Excerpted data section start

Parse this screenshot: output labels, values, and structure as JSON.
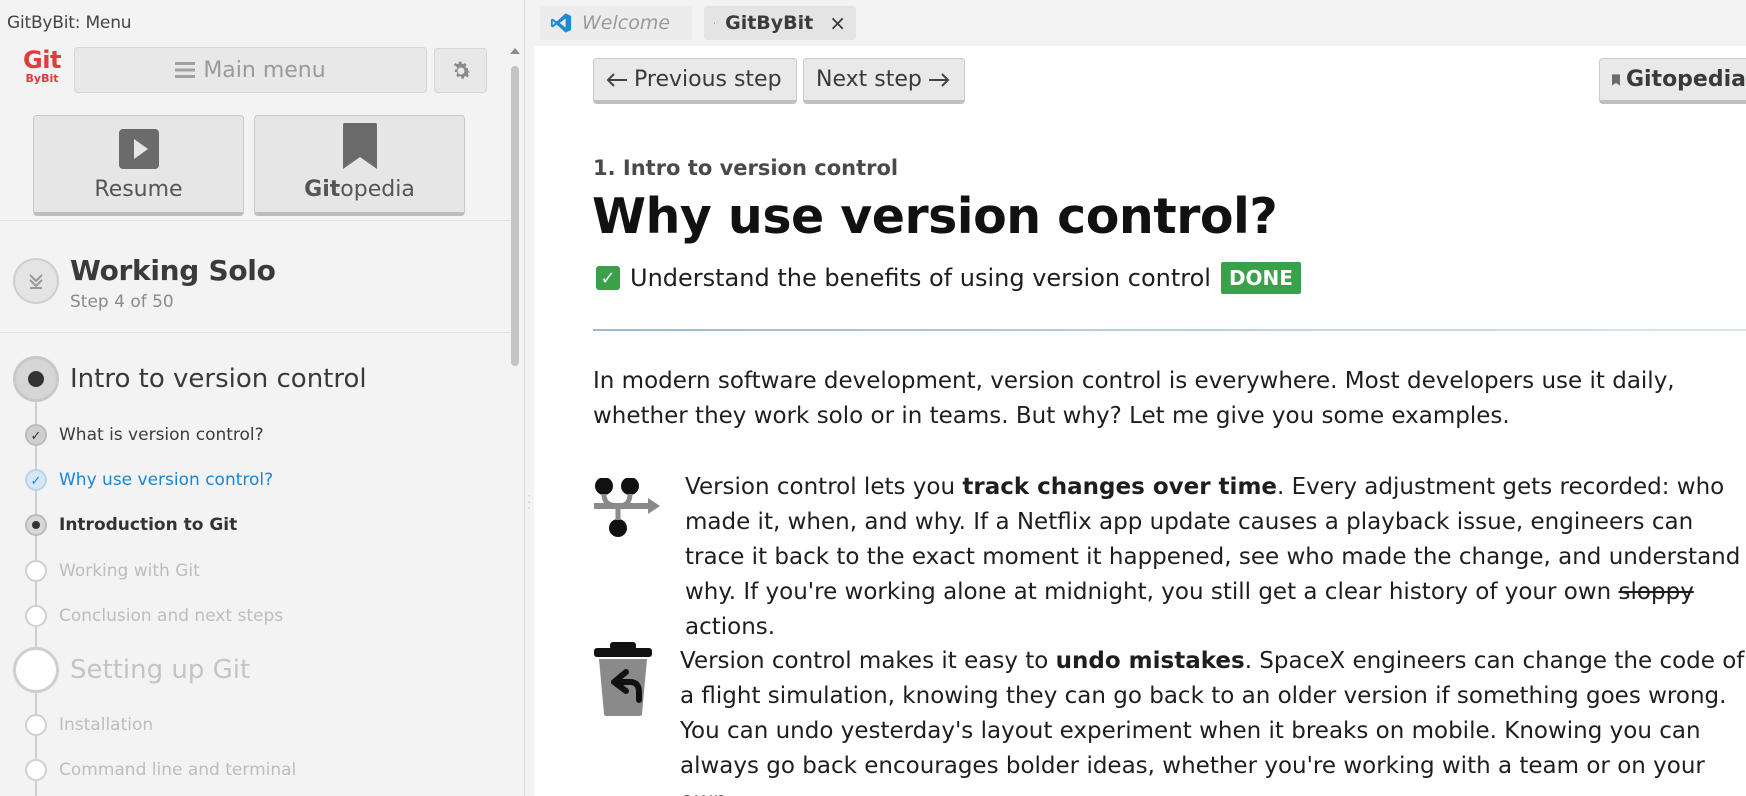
{
  "left_panel": {
    "title": "GitByBit: Menu",
    "logo": {
      "line1": "Git",
      "line2": "ByBit"
    },
    "main_menu_label": "Main menu",
    "resume_label": "Resume",
    "gitopedia_label_bold": "Git",
    "gitopedia_label_rest": "opedia",
    "course": {
      "title": "Working Solo",
      "step": "Step 4 of 50"
    },
    "sections": [
      {
        "label": "Intro to version control",
        "state": "active",
        "items": [
          {
            "label": "What is version control?",
            "state": "done"
          },
          {
            "label": "Why use version control?",
            "state": "current"
          },
          {
            "label": "Introduction to Git",
            "state": "next"
          },
          {
            "label": "Working with Git",
            "state": "locked"
          },
          {
            "label": "Conclusion and next steps",
            "state": "locked"
          }
        ]
      },
      {
        "label": "Setting up Git",
        "state": "locked",
        "items": [
          {
            "label": "Installation",
            "state": "locked"
          },
          {
            "label": "Command line and terminal",
            "state": "locked"
          }
        ]
      }
    ]
  },
  "tabs": [
    {
      "label": "Welcome",
      "icon": "vscode-icon",
      "active": false
    },
    {
      "label": "GitByBit",
      "icon": "play-icon",
      "active": true,
      "close": "×"
    }
  ],
  "nav": {
    "prev_label": "Previous step",
    "next_label": "Next step",
    "gitopedia_label": "Gitopedia"
  },
  "lesson": {
    "crumb": "1. Intro to version control",
    "title": "Why use version control?",
    "goal": "Understand the benefits of using version control",
    "goal_status": "DONE",
    "intro": "In modern software development, version control is everywhere. Most developers use it daily, whether they work solo or in teams. But why? Let me give you some examples.",
    "track": {
      "pre": "Version control lets you ",
      "bold": "track changes over time",
      "mid": ". Every adjustment gets recorded: who made it, when, and why. If a Netflix app update causes a playback issue, engineers can trace it back to the exact moment it happened, see who made the change, and understand why. If you're working alone at midnight, you still get a clear history of your own ",
      "struck": "sloppy",
      "post": " actions."
    },
    "undo": {
      "pre": "Version control makes it easy to ",
      "bold": "undo mistakes",
      "post": ". SpaceX engineers can change the code of a flight simulation, knowing they can go back to an older version if something goes wrong. You can undo yesterday's layout experiment when it breaks on mobile. Knowing you can always go back encourages bolder ideas, whether you're working with a team or on your own."
    }
  },
  "colors": {
    "accent_blue": "#1a86d9",
    "logo_red": "#e23b3b",
    "done_green": "#3aa14a"
  }
}
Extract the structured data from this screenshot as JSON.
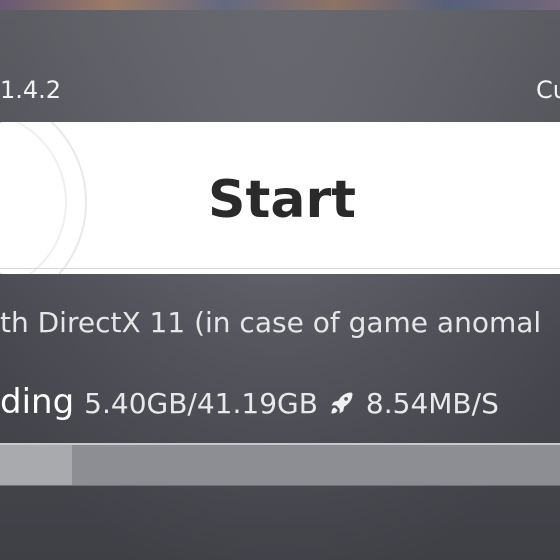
{
  "launcher": {
    "version": "1.4.2",
    "right_label": "Cu"
  },
  "start_button": {
    "label": "Start"
  },
  "notice": {
    "text": "th DirectX 11 (in case of game anomal"
  },
  "download": {
    "status": "ding",
    "size": "5.40GB/41.19GB",
    "speed": "8.54MB/S",
    "progress": 0.131,
    "speed_icon": "rocket-icon"
  },
  "colors": {
    "panel": "#ffffff",
    "text_dark": "#2a2a2a",
    "text_light": "#f2f2f2",
    "progress_track": "#8d8e93"
  }
}
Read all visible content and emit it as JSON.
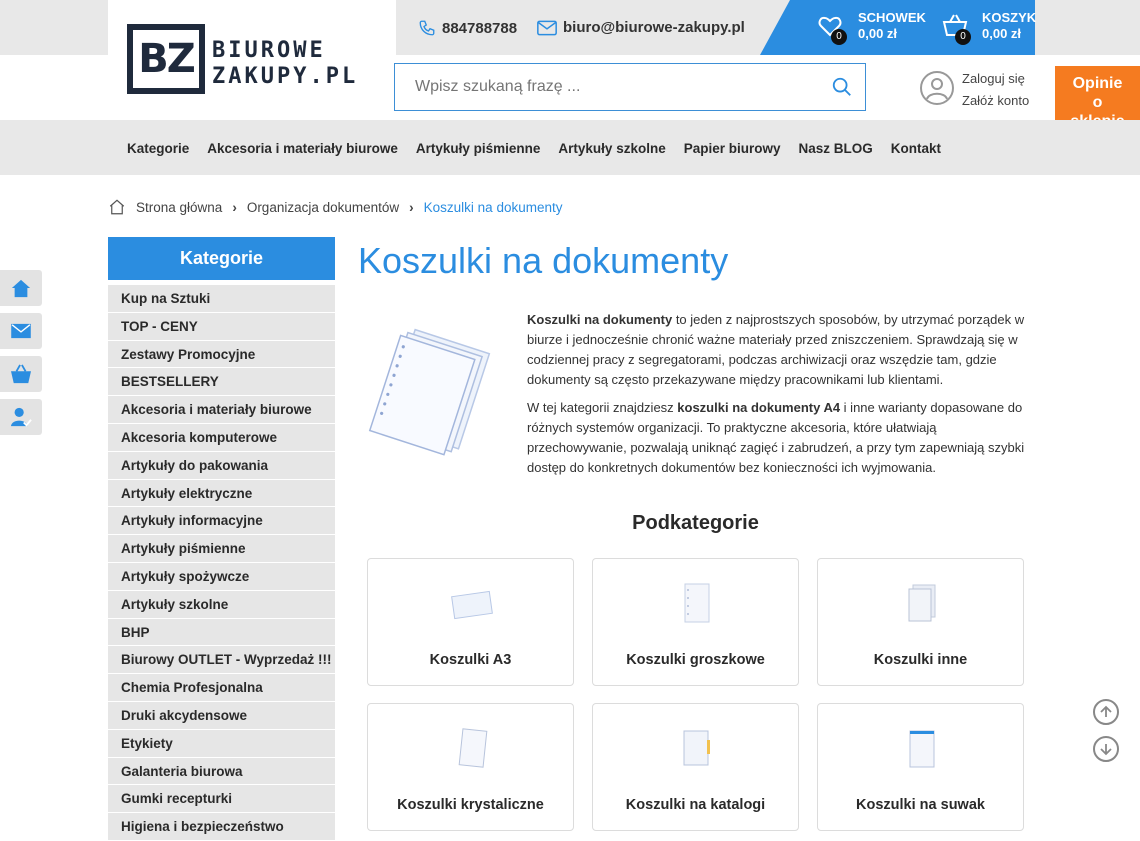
{
  "header": {
    "logo_letters": "BZ",
    "logo_line1": "BIUROWE",
    "logo_line2": "ZAKUPY.PL",
    "phone": "884788788",
    "email": "biuro@biurowe-zakupy.pl",
    "wishlist": {
      "label": "SCHOWEK",
      "amount": "0,00 zł",
      "count": "0"
    },
    "cart": {
      "label": "KOSZYK",
      "amount": "0,00 zł",
      "count": "0"
    },
    "search_placeholder": "Wpisz szukaną frazę ...",
    "login": "Zaloguj się",
    "register": "Załóż konto",
    "opinie": [
      "Opinie",
      "o",
      "sklepie"
    ]
  },
  "nav": [
    "Kategorie",
    "Akcesoria i materiały biurowe",
    "Artykuły piśmienne",
    "Artykuły szkolne",
    "Papier biurowy",
    "Nasz BLOG",
    "Kontakt"
  ],
  "breadcrumb": [
    "Strona główna",
    "Organizacja dokumentów",
    "Koszulki na dokumenty"
  ],
  "sidebar": {
    "title": "Kategorie",
    "items": [
      "Kup na Sztuki",
      "TOP - CENY",
      "Zestawy Promocyjne",
      "BESTSELLERY",
      "Akcesoria i materiały biurowe",
      "Akcesoria komputerowe",
      "Artykuły do pakowania",
      "Artykuły elektryczne",
      "Artykuły informacyjne",
      "Artykuły piśmienne",
      "Artykuły spożywcze",
      "Artykuły szkolne",
      "BHP",
      "Biurowy OUTLET - Wyprzedaż !!!",
      "Chemia Profesjonalna",
      "Druki akcydensowe",
      "Etykiety",
      "Galanteria biurowa",
      "Gumki recepturki",
      "Higiena i bezpieczeństwo"
    ]
  },
  "side_icons": [
    "home-icon",
    "mail-icon",
    "basket-icon",
    "user-check-icon"
  ],
  "main": {
    "title": "Koszulki na dokumenty",
    "p1_bold": "Koszulki na dokumenty",
    "p1_rest": " to jeden z najprostszych sposobów, by utrzymać porządek w biurze i jednocześnie chronić ważne materiały przed zniszczeniem. Sprawdzają się w codziennej pracy z segregatorami, podczas archiwizacji oraz wszędzie tam, gdzie dokumenty są często przekazywane między pracownikami lub klientami.",
    "p2_start": "W tej kategorii znajdziesz ",
    "p2_bold": "koszulki na dokumenty A4",
    "p2_rest": " i inne warianty dopasowane do różnych systemów organizacji. To praktyczne akcesoria, które ułatwiają przechowywanie, pozwalają uniknąć zagięć i zabrudzeń, a przy tym zapewniają szybki dostęp do konkretnych dokumentów bez konieczności ich wyjmowania.",
    "subcategories_title": "Podkategorie",
    "subcategories": [
      "Koszulki A3",
      "Koszulki groszkowe",
      "Koszulki inne",
      "Koszulki krystaliczne",
      "Koszulki na katalogi",
      "Koszulki na suwak"
    ]
  },
  "colors": {
    "accent": "#2b8de0",
    "orange": "#f57b20",
    "navy": "#1f2a3c"
  }
}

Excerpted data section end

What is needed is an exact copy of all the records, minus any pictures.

Parse this screenshot: output labels, values, and structure as JSON.
{
  "left_panel": {
    "title": "GitByBit: Menu",
    "logo": {
      "line1": "Git",
      "line2": "ByBit"
    },
    "main_menu_label": "Main menu",
    "resume_label": "Resume",
    "gitopedia_label_bold": "Git",
    "gitopedia_label_rest": "opedia",
    "course": {
      "title": "Working Solo",
      "step": "Step 4 of 50"
    },
    "sections": [
      {
        "label": "Intro to version control",
        "state": "active",
        "items": [
          {
            "label": "What is version control?",
            "state": "done"
          },
          {
            "label": "Why use version control?",
            "state": "current"
          },
          {
            "label": "Introduction to Git",
            "state": "next"
          },
          {
            "label": "Working with Git",
            "state": "locked"
          },
          {
            "label": "Conclusion and next steps",
            "state": "locked"
          }
        ]
      },
      {
        "label": "Setting up Git",
        "state": "locked",
        "items": [
          {
            "label": "Installation",
            "state": "locked"
          },
          {
            "label": "Command line and terminal",
            "state": "locked"
          }
        ]
      }
    ]
  },
  "tabs": [
    {
      "label": "Welcome",
      "icon": "vscode-icon",
      "active": false
    },
    {
      "label": "GitByBit",
      "icon": "play-icon",
      "active": true,
      "close": "×"
    }
  ],
  "nav": {
    "prev_label": "Previous step",
    "next_label": "Next step",
    "gitopedia_label": "Gitopedia"
  },
  "lesson": {
    "crumb": "1. Intro to version control",
    "title": "Why use version control?",
    "goal": "Understand the benefits of using version control",
    "goal_status": "DONE",
    "intro": "In modern software development, version control is everywhere. Most developers use it daily, whether they work solo or in teams. But why? Let me give you some examples.",
    "track": {
      "pre": "Version control lets you ",
      "bold": "track changes over time",
      "mid": ". Every adjustment gets recorded: who made it, when, and why. If a Netflix app update causes a playback issue, engineers can trace it back to the exact moment it happened, see who made the change, and understand why. If you're working alone at midnight, you still get a clear history of your own ",
      "struck": "sloppy",
      "post": " actions."
    },
    "undo": {
      "pre": "Version control makes it easy to ",
      "bold": "undo mistakes",
      "post": ". SpaceX engineers can change the code of a flight simulation, knowing they can go back to an older version if something goes wrong. You can undo yesterday's layout experiment when it breaks on mobile. Knowing you can always go back encourages bolder ideas, whether you're working with a team or on your own."
    }
  },
  "colors": {
    "accent_blue": "#1a86d9",
    "logo_red": "#e23b3b",
    "done_green": "#3aa14a"
  }
}
Extract the structured data from this screenshot as JSON.
{
  "launcher": {
    "version": "1.4.2",
    "right_label": "Cu"
  },
  "start_button": {
    "label": "Start"
  },
  "notice": {
    "text": "th DirectX 11 (in case of game anomal"
  },
  "download": {
    "status": "ding",
    "size": "5.40GB/41.19GB",
    "speed": "8.54MB/S",
    "progress": 0.131,
    "speed_icon": "rocket-icon"
  },
  "colors": {
    "panel": "#ffffff",
    "text_dark": "#2a2a2a",
    "text_light": "#f2f2f2",
    "progress_track": "#8d8e93"
  }
}
Read all visible content and emit it as JSON.
{
  "header": {
    "logo_letters": "BZ",
    "logo_line1": "BIUROWE",
    "logo_line2": "ZAKUPY.PL",
    "phone": "884788788",
    "email": "biuro@biurowe-zakupy.pl",
    "wishlist": {
      "label": "SCHOWEK",
      "amount": "0,00 zł",
      "count": "0"
    },
    "cart": {
      "label": "KOSZYK",
      "amount": "0,00 zł",
      "count": "0"
    },
    "search_placeholder": "Wpisz szukaną frazę ...",
    "login": "Zaloguj się",
    "register": "Załóż konto",
    "opinie": [
      "Opinie",
      "o",
      "sklepie"
    ]
  },
  "nav": [
    "Kategorie",
    "Akcesoria i materiały biurowe",
    "Artykuły piśmienne",
    "Artykuły szkolne",
    "Papier biurowy",
    "Nasz BLOG",
    "Kontakt"
  ],
  "breadcrumb": [
    "Strona główna",
    "Organizacja dokumentów",
    "Koszulki na dokumenty"
  ],
  "sidebar": {
    "title": "Kategorie",
    "items": [
      "Kup na Sztuki",
      "TOP - CENY",
      "Zestawy Promocyjne",
      "BESTSELLERY",
      "Akcesoria i materiały biurowe",
      "Akcesoria komputerowe",
      "Artykuły do pakowania",
      "Artykuły elektryczne",
      "Artykuły informacyjne",
      "Artykuły piśmienne",
      "Artykuły spożywcze",
      "Artykuły szkolne",
      "BHP",
      "Biurowy OUTLET - Wyprzedaż !!!",
      "Chemia Profesjonalna",
      "Druki akcydensowe",
      "Etykiety",
      "Galanteria biurowa",
      "Gumki recepturki",
      "Higiena i bezpieczeństwo"
    ]
  },
  "side_icons": [
    "home-icon",
    "mail-icon",
    "basket-icon",
    "user-check-icon"
  ],
  "main": {
    "title": "Koszulki na dokumenty",
    "p1_bold": "Koszulki na dokumenty",
    "p1_rest": " to jeden z najprostszych sposobów, by utrzymać porządek w biurze i jednocześnie chronić ważne materiały przed zniszczeniem. Sprawdzają się w codziennej pracy z segregatorami, podczas archiwizacji oraz wszędzie tam, gdzie dokumenty są często przekazywane między pracownikami lub klientami.",
    "p2_start": "W tej kategorii znajdziesz ",
    "p2_bold": "koszulki na dokumenty A4",
    "p2_rest": " i inne warianty dopasowane do różnych systemów organizacji. To praktyczne akcesoria, które ułatwiają przechowywanie, pozwalają uniknąć zagięć i zabrudzeń, a przy tym zapewniają szybki dostęp do konkretnych dokumentów bez konieczności ich wyjmowania.",
    "subcategories_title": "Podkategorie",
    "subcategories": [
      "Koszulki A3",
      "Koszulki groszkowe",
      "Koszulki inne",
      "Koszulki krystaliczne",
      "Koszulki na katalogi",
      "Koszulki na suwak"
    ]
  },
  "colors": {
    "accent": "#2b8de0",
    "orange": "#f57b20",
    "navy": "#1f2a3c"
  }
}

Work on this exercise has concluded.